September 9: The company informs Nasdaq it is no longer in compliance with listing rules about the number of independent directors.
Where now for gaming SPACs?
And then there were three: The outstanding possible betting and gaming SPACs situations are now at various stages of progress with Allwyn being the one most likely to succeed in getting to actually list.
(HEADING 4) Allwyn/Cohn Robbins
Ducks in a row: Following the news last week on Camelot ending its appeal over the awarding of the UK national lottery license, the shareholders of the Cohn Robbins SPAC overwhelmingly voted in favor of the deal on Friday.
(HEADING 4) CaliPlay/Tekkorp
No hay trato: That leaves two where the future is far less certain. As was detailed in last month’s Deal Talk, the chances of the planned Tekkorp de-SPAC via a deal with Playtech and Caliente/CaliPlay appears to have turned to dust after Playtech called a halt to talks.
(HEADING 4) Novibet/Artemis
In the hunt: The final one is the deal that would bring Novibet to market. Announced in late March, the company said it would be merging with the Artemis Strategic Investment Corporation SPAC and list on the Nasdaq at a valuation of $625m. However, since then the news has gone quiet. As one source said of the deal, “it’s not a dripping roast”.
(HEADING 4) Over and out
A rat trap: Whatever the reasons – and there are many – it is safe to say the SPAC boom is over. Sources point out that the calculations around a SPAC were about raising PIPE money. “That disappeared first,” says one source.
“Then the redemptions happened and ultimately you end up in a situation where you have a listed shell that becomes desperate.”
To make things worse for the SPACs, off the back of the scandals arising from companies coming to market with not enough due diligence completed, the SEC then brought in tighter rules.
“It’s two edges of the same sword,” says one source. “The SEC brought in the new SPAC regulations, which made it much harder to bring forward the targets, and so people aren’t listing anything.”
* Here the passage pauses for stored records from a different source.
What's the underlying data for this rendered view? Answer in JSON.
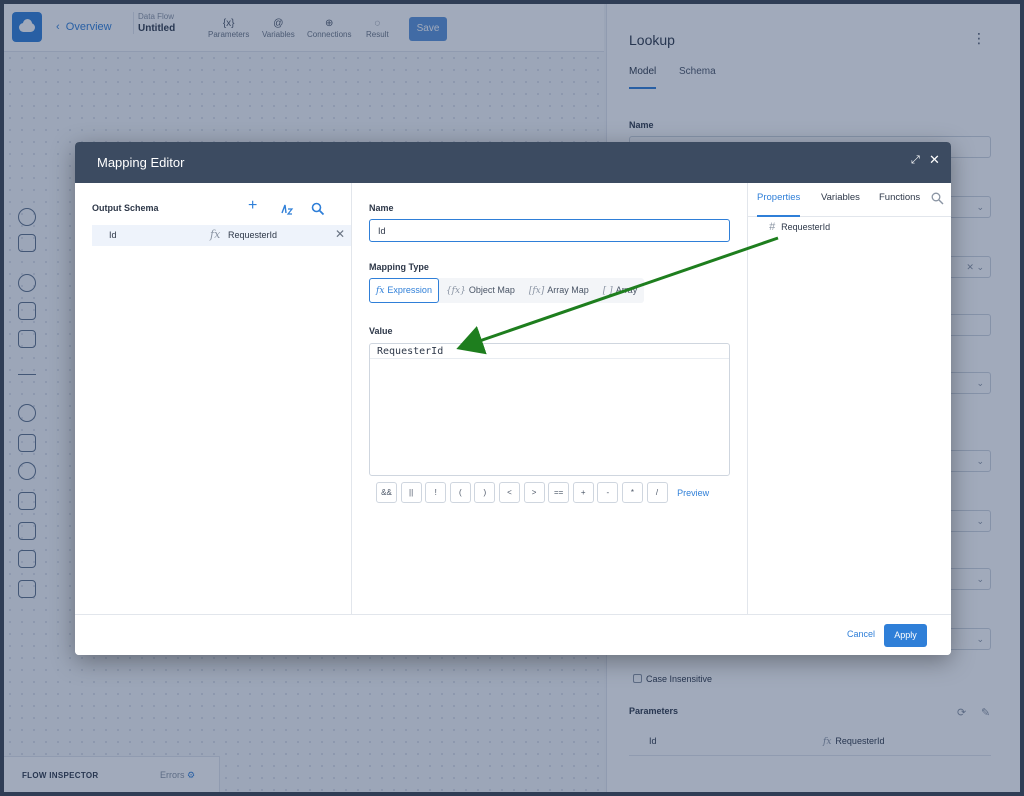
{
  "topbar": {
    "back_label": "Overview",
    "flow_type": "Data Flow",
    "flow_name": "Untitled",
    "tools": [
      {
        "label": "Parameters",
        "icon": "{x}"
      },
      {
        "label": "Variables",
        "icon": "@"
      },
      {
        "label": "Connections",
        "icon": "⊕"
      },
      {
        "label": "Result",
        "icon": "◌"
      }
    ],
    "save_label": "Save"
  },
  "inspector": {
    "title": "FLOW INSPECTOR",
    "errors_label": "Errors"
  },
  "right_panel": {
    "title": "Lookup",
    "tabs": [
      "Model",
      "Schema"
    ],
    "name_label": "Name",
    "case_insensitive_label": "Case Insensitive",
    "parameters_label": "Parameters",
    "param_row": {
      "name": "Id",
      "value": "RequesterId"
    }
  },
  "modal": {
    "title": "Mapping Editor",
    "output_schema": {
      "title": "Output Schema",
      "rows": [
        {
          "name": "Id",
          "value": "RequesterId"
        }
      ]
    },
    "name_label": "Name",
    "name_value": "Id",
    "mapping_type_label": "Mapping Type",
    "mapping_types": [
      "Expression",
      "Object Map",
      "Array Map",
      "Array"
    ],
    "mapping_type_icons": [
      "fx",
      "{fx}",
      "[fx]",
      "[ ]"
    ],
    "value_label": "Value",
    "value_text": "RequesterId",
    "operators": [
      "&&",
      "||",
      "!",
      "(",
      ")",
      "<",
      ">",
      "==",
      "+",
      "-",
      "*",
      "/"
    ],
    "preview_label": "Preview",
    "right_tabs": [
      "Properties",
      "Variables",
      "Functions"
    ],
    "properties": [
      "RequesterId"
    ],
    "cancel_label": "Cancel",
    "apply_label": "Apply"
  },
  "colors": {
    "accent": "#2f7fd8",
    "modal_header": "#3c4b61",
    "annotation_arrow": "#1e7e1e"
  }
}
(HEADING 4) Further SPAC reading
It could be worse: SPAC investors throw out Trump's merger plan.
(HEADING 4) Of note